**What you will do:** I would like every line of the records below that contains the word "JSON" copied.

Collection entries
# # # # # # #

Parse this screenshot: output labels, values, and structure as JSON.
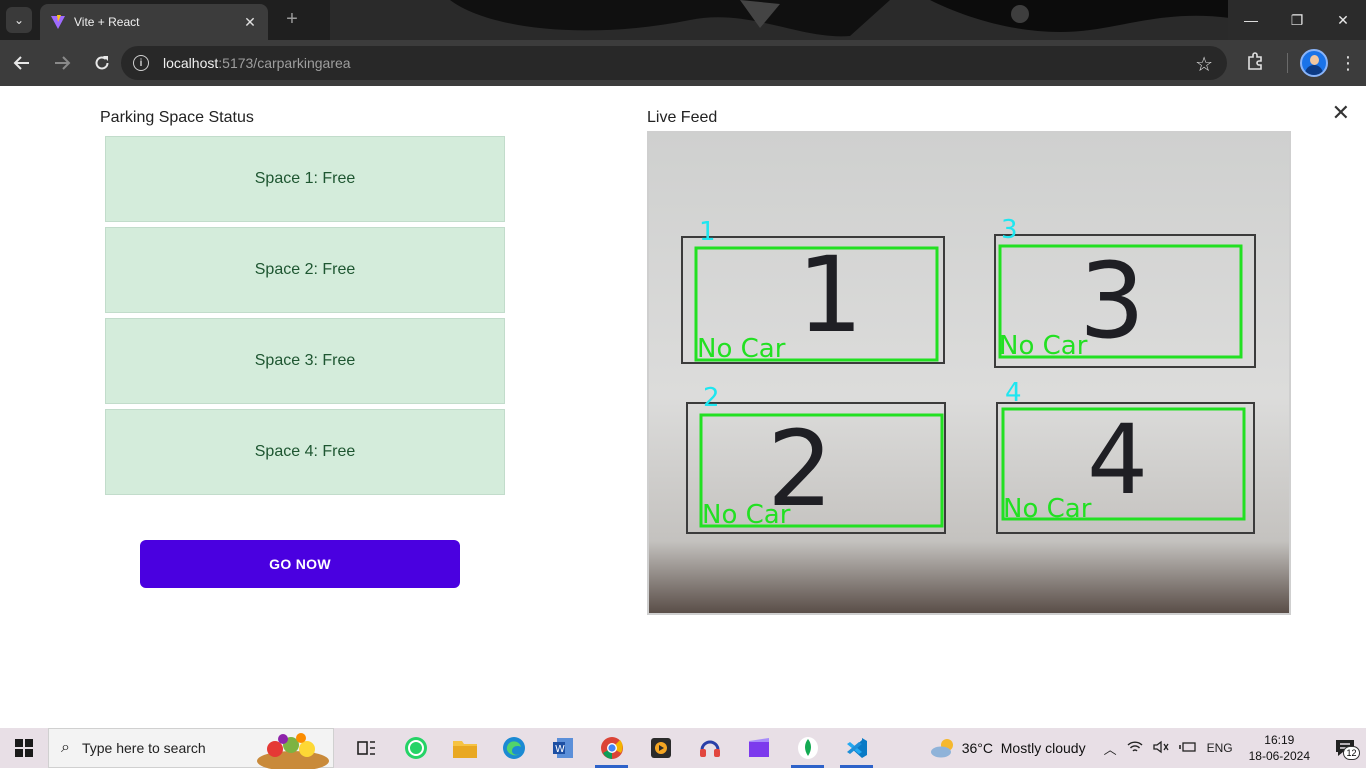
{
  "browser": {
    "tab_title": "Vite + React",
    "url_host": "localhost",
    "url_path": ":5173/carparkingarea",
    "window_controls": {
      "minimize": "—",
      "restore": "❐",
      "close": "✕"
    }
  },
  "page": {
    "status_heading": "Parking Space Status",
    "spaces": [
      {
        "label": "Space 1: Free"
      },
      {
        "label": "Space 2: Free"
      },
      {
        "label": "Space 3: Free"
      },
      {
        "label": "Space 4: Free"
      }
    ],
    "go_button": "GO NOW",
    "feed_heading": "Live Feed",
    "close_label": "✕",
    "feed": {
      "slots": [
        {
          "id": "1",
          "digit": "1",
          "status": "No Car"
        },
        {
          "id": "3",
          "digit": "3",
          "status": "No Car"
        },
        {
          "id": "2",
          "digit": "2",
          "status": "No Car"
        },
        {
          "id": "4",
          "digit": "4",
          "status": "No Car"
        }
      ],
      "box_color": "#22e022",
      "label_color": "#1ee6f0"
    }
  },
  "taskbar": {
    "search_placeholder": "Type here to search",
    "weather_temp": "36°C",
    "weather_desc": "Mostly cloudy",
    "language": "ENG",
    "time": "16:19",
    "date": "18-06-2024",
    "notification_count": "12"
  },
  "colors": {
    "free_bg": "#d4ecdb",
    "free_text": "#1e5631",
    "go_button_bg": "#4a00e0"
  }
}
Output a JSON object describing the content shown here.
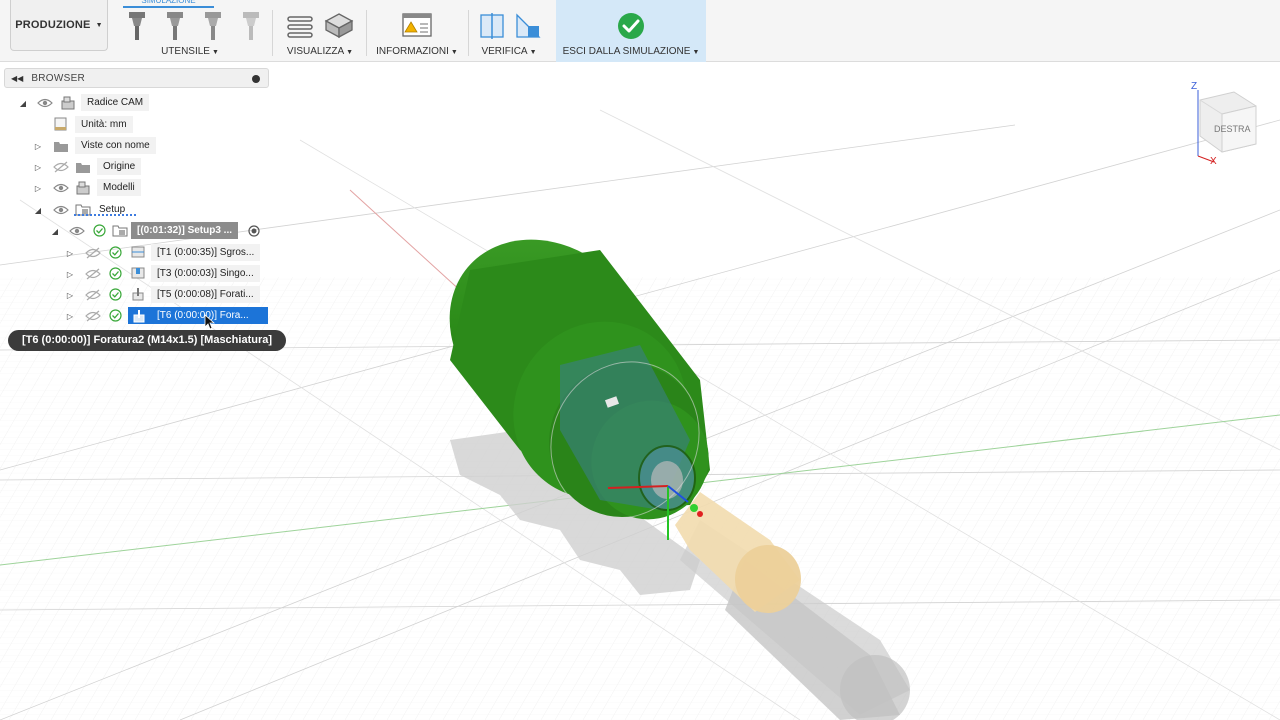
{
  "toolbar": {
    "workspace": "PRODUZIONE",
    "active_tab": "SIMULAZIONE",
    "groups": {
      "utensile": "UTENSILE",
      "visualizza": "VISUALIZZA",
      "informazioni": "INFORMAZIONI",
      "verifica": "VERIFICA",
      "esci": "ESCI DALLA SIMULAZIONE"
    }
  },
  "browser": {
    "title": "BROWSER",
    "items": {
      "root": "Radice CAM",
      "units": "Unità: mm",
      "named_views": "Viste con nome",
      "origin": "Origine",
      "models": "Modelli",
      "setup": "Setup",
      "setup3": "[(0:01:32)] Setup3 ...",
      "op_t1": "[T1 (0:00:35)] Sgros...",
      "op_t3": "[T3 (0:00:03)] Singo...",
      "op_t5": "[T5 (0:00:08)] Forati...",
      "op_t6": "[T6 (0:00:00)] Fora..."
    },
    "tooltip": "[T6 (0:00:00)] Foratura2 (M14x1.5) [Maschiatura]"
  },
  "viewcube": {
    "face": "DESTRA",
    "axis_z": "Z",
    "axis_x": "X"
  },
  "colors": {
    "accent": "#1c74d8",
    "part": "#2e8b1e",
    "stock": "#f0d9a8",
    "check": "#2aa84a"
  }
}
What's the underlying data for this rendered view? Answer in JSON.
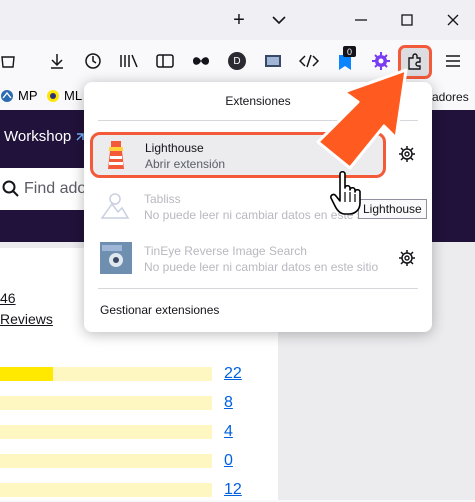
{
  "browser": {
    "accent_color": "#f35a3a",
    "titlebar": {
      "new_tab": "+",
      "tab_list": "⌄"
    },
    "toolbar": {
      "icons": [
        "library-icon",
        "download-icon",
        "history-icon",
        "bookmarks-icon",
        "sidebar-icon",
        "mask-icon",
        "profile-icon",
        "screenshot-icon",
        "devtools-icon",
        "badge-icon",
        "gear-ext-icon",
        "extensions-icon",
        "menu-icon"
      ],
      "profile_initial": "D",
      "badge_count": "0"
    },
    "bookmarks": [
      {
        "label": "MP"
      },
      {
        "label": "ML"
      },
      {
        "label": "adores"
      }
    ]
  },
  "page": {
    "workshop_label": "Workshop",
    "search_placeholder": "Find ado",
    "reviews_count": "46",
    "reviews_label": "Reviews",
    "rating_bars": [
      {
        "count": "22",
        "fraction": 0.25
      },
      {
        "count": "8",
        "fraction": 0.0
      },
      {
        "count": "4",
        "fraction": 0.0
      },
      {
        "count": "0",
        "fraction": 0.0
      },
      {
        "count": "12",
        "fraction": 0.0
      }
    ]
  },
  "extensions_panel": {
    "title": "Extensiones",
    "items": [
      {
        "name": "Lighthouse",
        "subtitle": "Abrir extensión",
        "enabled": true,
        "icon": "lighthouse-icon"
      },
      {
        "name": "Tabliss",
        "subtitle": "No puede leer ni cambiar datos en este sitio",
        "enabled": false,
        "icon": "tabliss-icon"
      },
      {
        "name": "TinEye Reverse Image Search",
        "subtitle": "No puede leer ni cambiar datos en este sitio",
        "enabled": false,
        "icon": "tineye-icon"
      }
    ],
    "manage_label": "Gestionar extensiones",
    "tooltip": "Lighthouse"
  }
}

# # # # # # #

**Exercise response:**
Parse this screenshot: output labels, values, and structure as JSON.
Output a JSON object describing the content shown here.
What's the underlying data for this rendered view? Answer in JSON.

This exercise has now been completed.